Flags, fire and solemnity marked the dawn ceremony to commemorate the end of the Bastion Point/Takaparawhau occupation 40 years ago today.
About 100 people gathered in cold, blustery and showery weather at the site of the 1977-78 Bastion Point occupation for the start of a day of remembrance events there and at the nearby Ōrākei Marae.
The Ngāti Whātua Orākei occupiers and their supporters, who were protesting against a Government plan for high-cost housing at Bastion Point, stayed for 506 days, until they were removed by police. The protest was a turning point in Māori land rights and race relations.
Ngāti Whātua Orākei , which had become virtually landless, in later years regained land and recognition, through Treaty of Waitangi settlements with the Government.
Today, a fire was lit on the muddy ground, songs were sung, then karakia were said beside the memorial garden for Joannee Cooper-Hawke, who died aged 5 in an accidental fire in a tent during the occupation in September 1977.
As the coming sun began to brighten Rangitoto Island and the Hauraki Gulf, six identical flags were raised and a conch horn was blown.
Among those in the flags ceremony was Hone Harawira, who took part in the occupation and later became an MP.
Sharon Hawke, a Ngāti Whātua Ōrākei leader and daughter of Joe Hawke, who led the 1977/78 occupation, said the flag-raising was to recognise Te Arohanui, the meeting house erected during the protest.

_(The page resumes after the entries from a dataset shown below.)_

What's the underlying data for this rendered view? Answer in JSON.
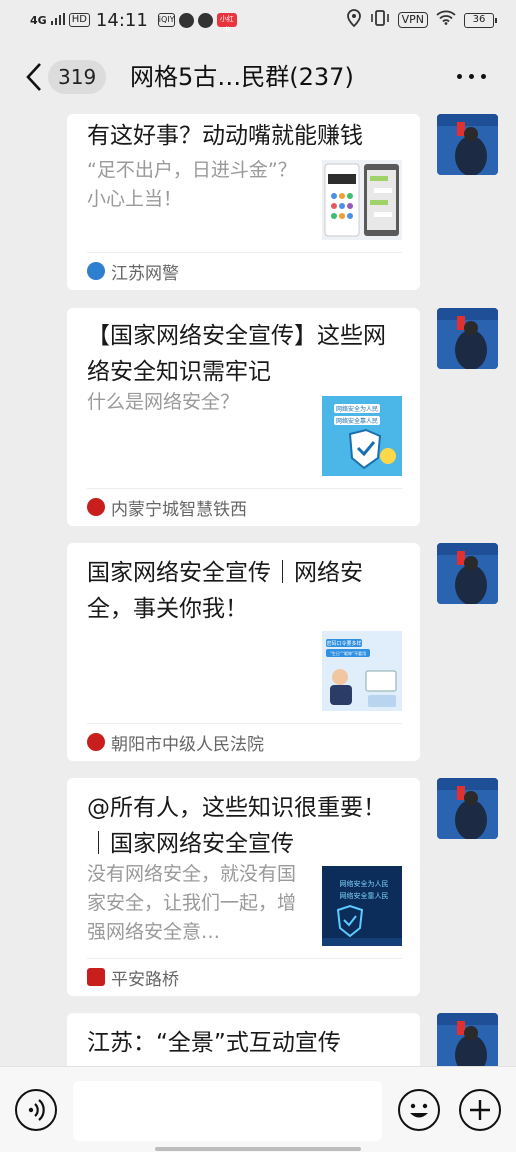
{
  "status_bar": {
    "network": "4G",
    "hd": "HD",
    "time": "14:11",
    "iqiyi": "iQIY",
    "red_app": "小红书",
    "vpn": "VPN",
    "battery": "36"
  },
  "header": {
    "unread_count": "319",
    "title": "网格5古…民群(237)"
  },
  "messages": [
    {
      "title": "有这好事？动动嘴就能赚钱",
      "desc": "“足不出户，日进斗金”？小心上当！",
      "source": "江苏网警",
      "source_color": "#2f7fd0"
    },
    {
      "title": "【国家网络安全宣传】这些网络安全知识需牢记",
      "desc": "什么是网络安全？",
      "source": "内蒙宁城智慧铁西",
      "source_color": "#c81e1e",
      "thumb_text": [
        "网络安全为人民",
        "网络安全靠人民"
      ]
    },
    {
      "title": "国家网络安全宣传｜网络安全，事关你我！",
      "desc": "",
      "source": "朝阳市中级人民法院",
      "source_color": "#c81e1e",
      "thumb_text": [
        "密码口令要多样",
        "“生日”“昵称”不要用"
      ]
    },
    {
      "title": "@所有人，这些知识很重要！｜国家网络安全宣传",
      "desc": "没有网络安全，就没有国家安全，让我们一起，增强网络安全意…",
      "source": "平安路桥",
      "source_color": "#c81e1e",
      "thumb_text": [
        "网络安全为人民",
        "网络安全靠人民"
      ]
    },
    {
      "title": "江苏：“全景”式互动宣传"
    }
  ],
  "input_bar": {
    "placeholder": ""
  }
}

The flag was designed by her father and flown during the occupation. Describing its symbolism, Sharon Hawke said white represented the tenacity of the hammerhead shark, red, "the blood we shed", and black, "our people".
Joe Hawke, aged 78 and frail, was assisted to walk by various people including some of the several police officers present - and he shared warm greetings with others of them.
This seemed to exemplify the reconciliation that is one of the day's themes. It was a stark contrast to the angry scenes of police - 500 or more of them - who on May 25, 1978 implemented the Government's demand that the occupiers leave Bastion Point, forcibly dragging off or carrying many who passively resisted.
One of the police officers at the dawn ceremony, Inspector Peter Gibson, told the Herald he was not involved in the 1978 Operation Bastion, although he was in the police response to a later protest at the site.
He is involved in an advisory board with Ngāti Whātua Orākei, which helps the police with strategic issues in Tāmaki Makaurau/Auckland.
"We work very collaboratively with them."
Logan Petley said he was 9 at the time of the occupation and did not take part, but now plants trees in the area with people from Orākei Marae.
Of his attendance at the dawn ceremony, he told the Herald: "For me it's important to engage with the mana whenua of the land you stand on."
He considers May 25 and the Bastion Point occupation as "pretty seminal in New Zealand history, a real change point when Māori were beginning to be respected for who they are and their relationship with the whenua [land]."
• 6am today - Dawn ceremony at Joannee Cooper-Hawke Memorial, Takaparawhau/Bastion Point
• 10am - Commemoration event at Ōrākei Marae
• 6pm - 40th anniversary concert - Tuning Fork, Spark Arena
• Not one more acre! Photographic exhibition of Takaparawhau's protesters - Auckland War Memorial Museum
• Films about the protest - Auckland Central Library